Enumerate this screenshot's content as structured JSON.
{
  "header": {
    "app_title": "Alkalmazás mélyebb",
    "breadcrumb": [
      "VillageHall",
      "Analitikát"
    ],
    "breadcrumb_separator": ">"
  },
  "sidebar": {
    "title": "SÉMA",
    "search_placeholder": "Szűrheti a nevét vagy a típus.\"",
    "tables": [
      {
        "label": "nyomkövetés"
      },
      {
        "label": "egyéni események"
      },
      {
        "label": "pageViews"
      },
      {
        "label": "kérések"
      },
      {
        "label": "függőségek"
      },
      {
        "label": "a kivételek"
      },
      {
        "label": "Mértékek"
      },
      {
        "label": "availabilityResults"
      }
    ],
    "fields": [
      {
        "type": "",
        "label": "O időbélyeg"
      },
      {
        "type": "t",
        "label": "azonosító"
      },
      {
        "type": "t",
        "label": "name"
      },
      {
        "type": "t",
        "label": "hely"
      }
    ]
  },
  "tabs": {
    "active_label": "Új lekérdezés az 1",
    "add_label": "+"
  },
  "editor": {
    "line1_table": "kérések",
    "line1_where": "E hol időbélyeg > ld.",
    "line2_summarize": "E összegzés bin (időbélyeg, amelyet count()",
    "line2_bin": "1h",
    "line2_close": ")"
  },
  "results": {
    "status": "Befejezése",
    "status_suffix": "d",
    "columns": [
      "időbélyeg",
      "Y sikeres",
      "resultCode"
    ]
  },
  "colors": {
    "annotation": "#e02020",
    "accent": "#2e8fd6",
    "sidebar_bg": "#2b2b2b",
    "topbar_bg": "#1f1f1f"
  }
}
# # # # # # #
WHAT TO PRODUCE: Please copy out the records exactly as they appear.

RESULT OF THE TASK:
Enumerate this screenshot's content as structured JSON.
{
  "header": {
    "app_title": "Alkalmazás mélyebb",
    "breadcrumb": [
      "VillageHall",
      "Analitikát"
    ],
    "breadcrumb_separator": ">"
  },
  "sidebar": {
    "title": "SÉMA",
    "search_placeholder": "Szűrheti a nevét vagy a típus.\"",
    "tables": [
      {
        "label": "nyomkövetés"
      },
      {
        "label": "egyéni események"
      },
      {
        "label": "pageViews"
      },
      {
        "label": "kérések"
      },
      {
        "label": "függőségek"
      },
      {
        "label": "a kivételek"
      },
      {
        "label": "Mértékek"
      },
      {
        "label": "availabilityResults"
      }
    ],
    "fields": [
      {
        "type": "",
        "label": "O időbélyeg"
      },
      {
        "type": "t",
        "label": "azonosító"
      },
      {
        "type": "t",
        "label": "name"
      },
      {
        "type": "t",
        "label": "hely"
      }
    ]
  },
  "tabs": {
    "active_label": "Új lekérdezés az 1",
    "add_label": "+"
  },
  "editor": {
    "line1_table": "kérések",
    "line1_where": "E hol időbélyeg > ld.",
    "line2_summarize": "E összegzés bin (időbélyeg, amelyet count()",
    "line2_bin": "1h",
    "line2_close": ")"
  },
  "results": {
    "status": "Befejezése",
    "status_suffix": "d",
    "columns": [
      "időbélyeg",
      "Y sikeres",
      "resultCode"
    ]
  },
  "colors": {
    "annotation": "#e02020",
    "accent": "#2e8fd6",
    "sidebar_bg": "#2b2b2b",
    "topbar_bg": "#1f1f1f"
  }
}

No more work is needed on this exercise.